Assignment:
Among the records below, find each line containing the word "Life" and copy it.

Extracted material START

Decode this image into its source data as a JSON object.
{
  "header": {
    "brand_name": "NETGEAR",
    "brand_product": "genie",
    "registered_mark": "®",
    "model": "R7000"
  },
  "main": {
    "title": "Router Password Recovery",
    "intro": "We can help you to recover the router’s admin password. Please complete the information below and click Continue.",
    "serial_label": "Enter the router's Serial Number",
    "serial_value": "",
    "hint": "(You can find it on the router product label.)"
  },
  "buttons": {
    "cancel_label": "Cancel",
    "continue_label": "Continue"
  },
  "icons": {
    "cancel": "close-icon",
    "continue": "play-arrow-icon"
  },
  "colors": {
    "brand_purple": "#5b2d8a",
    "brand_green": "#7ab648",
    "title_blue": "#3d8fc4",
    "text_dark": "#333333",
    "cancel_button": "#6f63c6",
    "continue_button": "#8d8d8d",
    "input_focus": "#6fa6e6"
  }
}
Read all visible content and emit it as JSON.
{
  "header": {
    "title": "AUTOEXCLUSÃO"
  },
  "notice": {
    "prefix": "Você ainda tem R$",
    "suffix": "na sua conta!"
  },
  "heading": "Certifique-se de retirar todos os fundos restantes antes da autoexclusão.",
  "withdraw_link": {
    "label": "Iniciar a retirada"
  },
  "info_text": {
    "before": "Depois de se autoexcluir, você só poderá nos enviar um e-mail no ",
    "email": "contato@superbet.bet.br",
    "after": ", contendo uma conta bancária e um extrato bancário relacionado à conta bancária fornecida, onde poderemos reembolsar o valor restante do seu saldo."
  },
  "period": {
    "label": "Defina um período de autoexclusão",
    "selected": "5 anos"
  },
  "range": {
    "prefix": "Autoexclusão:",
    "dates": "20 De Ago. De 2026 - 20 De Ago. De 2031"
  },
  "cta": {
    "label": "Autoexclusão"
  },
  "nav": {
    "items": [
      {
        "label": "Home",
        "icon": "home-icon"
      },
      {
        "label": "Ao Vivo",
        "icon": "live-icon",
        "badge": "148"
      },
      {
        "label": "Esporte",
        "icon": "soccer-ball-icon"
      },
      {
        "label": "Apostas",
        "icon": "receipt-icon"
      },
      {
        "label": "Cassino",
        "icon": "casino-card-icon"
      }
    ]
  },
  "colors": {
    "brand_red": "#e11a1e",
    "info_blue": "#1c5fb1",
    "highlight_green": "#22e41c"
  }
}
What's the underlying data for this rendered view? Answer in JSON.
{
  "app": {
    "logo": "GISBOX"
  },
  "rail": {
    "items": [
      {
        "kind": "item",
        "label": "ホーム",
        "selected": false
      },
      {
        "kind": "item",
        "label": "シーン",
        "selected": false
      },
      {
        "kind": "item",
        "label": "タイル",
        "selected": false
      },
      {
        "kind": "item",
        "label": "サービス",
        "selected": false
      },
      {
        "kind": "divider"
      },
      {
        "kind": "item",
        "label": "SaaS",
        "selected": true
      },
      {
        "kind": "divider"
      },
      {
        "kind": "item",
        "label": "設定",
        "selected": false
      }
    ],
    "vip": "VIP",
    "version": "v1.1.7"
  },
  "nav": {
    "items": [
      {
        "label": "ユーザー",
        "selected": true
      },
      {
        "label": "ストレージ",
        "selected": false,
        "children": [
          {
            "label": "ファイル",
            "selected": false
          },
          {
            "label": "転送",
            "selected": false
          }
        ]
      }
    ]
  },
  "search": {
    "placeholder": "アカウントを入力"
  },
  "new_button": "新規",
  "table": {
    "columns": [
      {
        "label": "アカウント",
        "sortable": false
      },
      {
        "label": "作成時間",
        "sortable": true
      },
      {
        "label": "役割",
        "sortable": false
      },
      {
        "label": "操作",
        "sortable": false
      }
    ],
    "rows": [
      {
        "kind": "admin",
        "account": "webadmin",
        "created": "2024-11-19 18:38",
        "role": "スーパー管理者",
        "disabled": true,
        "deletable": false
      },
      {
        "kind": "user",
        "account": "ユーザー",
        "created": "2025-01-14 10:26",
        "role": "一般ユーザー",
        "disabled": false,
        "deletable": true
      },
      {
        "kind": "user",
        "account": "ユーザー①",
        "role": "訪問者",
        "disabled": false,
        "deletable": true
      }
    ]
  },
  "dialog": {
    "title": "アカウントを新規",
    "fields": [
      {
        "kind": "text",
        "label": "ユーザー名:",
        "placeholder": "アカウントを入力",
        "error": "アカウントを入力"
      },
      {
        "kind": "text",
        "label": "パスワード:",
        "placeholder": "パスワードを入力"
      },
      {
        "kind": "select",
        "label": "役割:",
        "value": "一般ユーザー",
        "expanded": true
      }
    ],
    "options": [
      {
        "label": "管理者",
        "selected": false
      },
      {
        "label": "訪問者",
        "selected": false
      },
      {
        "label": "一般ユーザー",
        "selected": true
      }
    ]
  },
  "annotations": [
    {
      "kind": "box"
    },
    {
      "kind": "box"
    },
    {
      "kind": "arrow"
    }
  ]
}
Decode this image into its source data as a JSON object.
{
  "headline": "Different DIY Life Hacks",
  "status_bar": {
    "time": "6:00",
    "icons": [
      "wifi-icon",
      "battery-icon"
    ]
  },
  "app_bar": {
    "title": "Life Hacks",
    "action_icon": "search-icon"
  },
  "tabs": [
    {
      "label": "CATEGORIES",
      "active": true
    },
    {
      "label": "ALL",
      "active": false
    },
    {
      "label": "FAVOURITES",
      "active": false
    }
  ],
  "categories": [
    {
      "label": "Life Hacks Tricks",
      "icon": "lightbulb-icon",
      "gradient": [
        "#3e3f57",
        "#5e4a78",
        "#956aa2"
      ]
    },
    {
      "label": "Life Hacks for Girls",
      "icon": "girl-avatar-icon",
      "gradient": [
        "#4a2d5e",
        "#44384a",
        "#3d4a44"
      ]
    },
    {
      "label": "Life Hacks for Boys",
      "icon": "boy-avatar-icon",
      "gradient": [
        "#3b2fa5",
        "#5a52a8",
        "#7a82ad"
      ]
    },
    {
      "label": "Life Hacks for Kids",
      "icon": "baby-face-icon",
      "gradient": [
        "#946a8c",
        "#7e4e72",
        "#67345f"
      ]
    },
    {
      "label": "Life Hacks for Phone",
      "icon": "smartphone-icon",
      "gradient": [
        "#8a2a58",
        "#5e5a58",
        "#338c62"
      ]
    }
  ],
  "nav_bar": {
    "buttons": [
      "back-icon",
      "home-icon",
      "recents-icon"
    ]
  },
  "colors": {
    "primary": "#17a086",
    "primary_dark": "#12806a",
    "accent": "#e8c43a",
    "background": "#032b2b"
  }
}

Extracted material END

Solved exercise:
  "headline": "Different DIY Life Hacks",
    "title": "Life Hacks",
      "label": "Life Hacks Tricks",
      "label": "Life Hacks for Girls",
      "label": "Life Hacks for Boys",
      "label": "Life Hacks for Kids",
      "label": "Life Hacks for Phone",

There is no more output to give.